At the heart of the argument stands the giant figure of Immanuel Kant. Challenging current orthodoxy, Rosen’s interpretation presents Kant as a philosopher whose ethical thought is governed, above all, by the requirement of showing respect toward a kernel of value that each of us carries, indestructibly, within ourselves. Finally, Rosen asks (and answers) a surprisingly puzzling question: why do we still have a duty to treat the dead with dignity if they will not benefit from our respect?
sake of moral duty. When the noble prisoner, Florestan, in Beethoven’s opera Fidelio (1805), sings in his dungeon, “Willig duld ich alle Schmerzen / Ende schmählich meine Bahn. / Süsse Trost in meinem Herzen / Meine Pﬂicht hab ich getan” (I suffer all pains willingly, my way comes to a wretched end. A sweet consolation is in my heart: I have done my duty), he is showing a Schillerian kind of heroism. Such heroism is, in principle, available to everybody, not just those of “noble birth.” All of us
being treated in a humiliating way. But if being digniﬁed is something that one shows, is there not a corresponding idea about the way one should be treated—the right to be treated with dignity? To treat someone with dignity is (it seems natural to say) to respect their dignity. But this is “respect” in a sense that is different from “respect-asobservance.” Let me call it “respect-as-respectfulness.” To respect someone’s dignity by treating them with dignity requires that one shows them respect,

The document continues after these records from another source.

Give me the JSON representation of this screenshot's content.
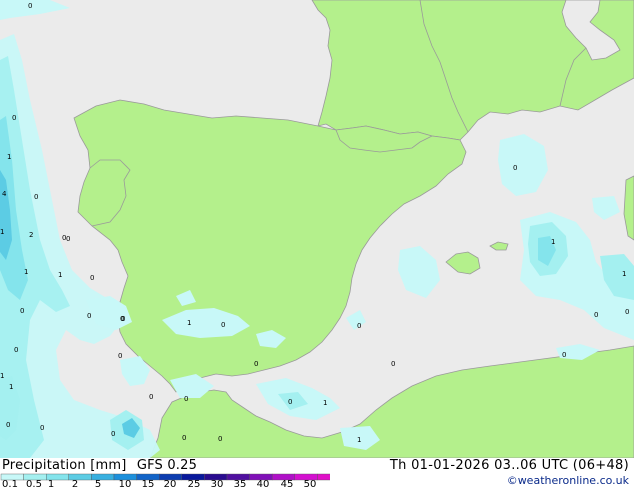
{
  "legend": {
    "title": "Precipitation [mm]",
    "model": "GFS 0.25",
    "colors": [
      "#c8f8f8",
      "#a4f0f0",
      "#84e4ec",
      "#5ccce4",
      "#38b0e0",
      "#1c90dc",
      "#1264c8",
      "#0c3cb0",
      "#08189c",
      "#2a0c90",
      "#5010a0",
      "#8010b8",
      "#b010c8",
      "#d410d0",
      "#e010c8"
    ],
    "ticks": [
      "0.1",
      "0.5",
      "1",
      "2",
      "5",
      "10",
      "15",
      "20",
      "25",
      "30",
      "35",
      "40",
      "45",
      "50"
    ]
  },
  "run_info": "Th 01-01-2026 03..06 UTC (06+48)",
  "copyright": "©weatheronline.co.uk",
  "map_values": [
    {
      "id": "v1",
      "text": "0"
    },
    {
      "id": "v2",
      "text": "0"
    },
    {
      "id": "v3",
      "text": "1"
    },
    {
      "id": "v4",
      "text": "4"
    },
    {
      "id": "v5",
      "text": "0"
    },
    {
      "id": "v6",
      "text": "1"
    },
    {
      "id": "v7",
      "text": "2"
    },
    {
      "id": "v8",
      "text": "0"
    },
    {
      "id": "v9",
      "text": "1"
    },
    {
      "id": "v10",
      "text": "1"
    },
    {
      "id": "v11",
      "text": "0"
    },
    {
      "id": "v12",
      "text": "0"
    },
    {
      "id": "v13",
      "text": "0"
    },
    {
      "id": "v14",
      "text": "0"
    },
    {
      "id": "v15",
      "text": "1"
    },
    {
      "id": "v16",
      "text": "0"
    },
    {
      "id": "v17",
      "text": "0"
    },
    {
      "id": "v18",
      "text": "0"
    },
    {
      "id": "v19",
      "text": "0"
    },
    {
      "id": "v20",
      "text": "1"
    },
    {
      "id": "v21",
      "text": "0"
    },
    {
      "id": "v22",
      "text": "0"
    },
    {
      "id": "v23",
      "text": "1"
    },
    {
      "id": "v24",
      "text": "0"
    },
    {
      "id": "v25",
      "text": "0"
    },
    {
      "id": "v26",
      "text": "0"
    },
    {
      "id": "v27",
      "text": "1"
    },
    {
      "id": "v28",
      "text": "0"
    },
    {
      "id": "v29",
      "text": "0"
    },
    {
      "id": "v30",
      "text": "0"
    },
    {
      "id": "v31",
      "text": "0"
    },
    {
      "id": "v32",
      "text": "0"
    },
    {
      "id": "v33",
      "text": "1"
    },
    {
      "id": "v34",
      "text": "0"
    },
    {
      "id": "v35",
      "text": "1"
    },
    {
      "id": "v36",
      "text": "0"
    },
    {
      "id": "v37",
      "text": "0"
    },
    {
      "id": "v38",
      "text": "1"
    },
    {
      "id": "v39",
      "text": "0"
    },
    {
      "id": "v40",
      "text": "0"
    },
    {
      "id": "v41",
      "text": "0"
    }
  ]
}
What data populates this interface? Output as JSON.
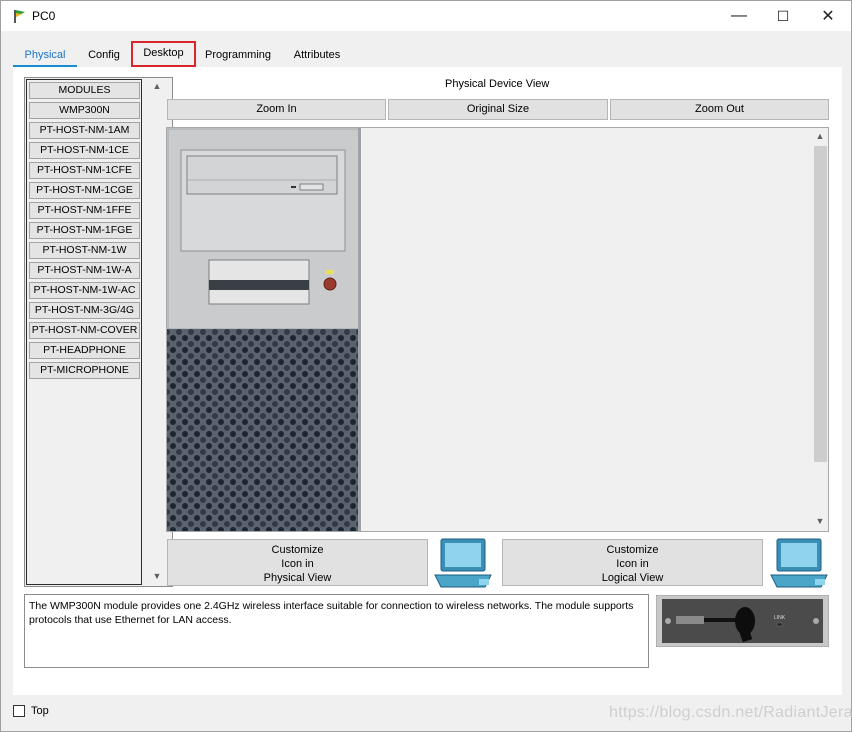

indeed explicit. There can be no argument, in my opinion, but that dwarf-tossing is undigniﬁed. But then again so are many other human activities. To judge by my experience, if the state takes it upon itself to prevent undigniﬁed behavior in clubs and bars late at night, it will, to say the least, have its work cut out for it! And should it even try to do the legislation of dignity 69 so? First of all, who is harmed by undigniﬁed behavior? If it is the person who behaves in an undigniﬁed way,
example remains within the orbit of humanism: there are beneﬁciaries to the duty of charity, even if the latter are not entitled to those beneﬁts as a matter of right. The position that I am proposing is far more radical: that we have a duty to treat a corpse with dignity just because one of the ways in which we dignity 140 have a duty to act is that we should perform acts that are expressive of our respect. This is not a duty that we owe either to any particular being or agent who will be
interpretation of Kant. If value is really conferred by “the choice of a rational being,” as Korsgaard says, what about the value of that choosing being itself? Where does that come from? Either a rational being must have value because of its own choice (which looks like a vicious circle) or there must be at least one thing whose value does not come from the choice of a rational being. Contrast this with the reading of Kant that I have just been developing. On this view, the choices of rational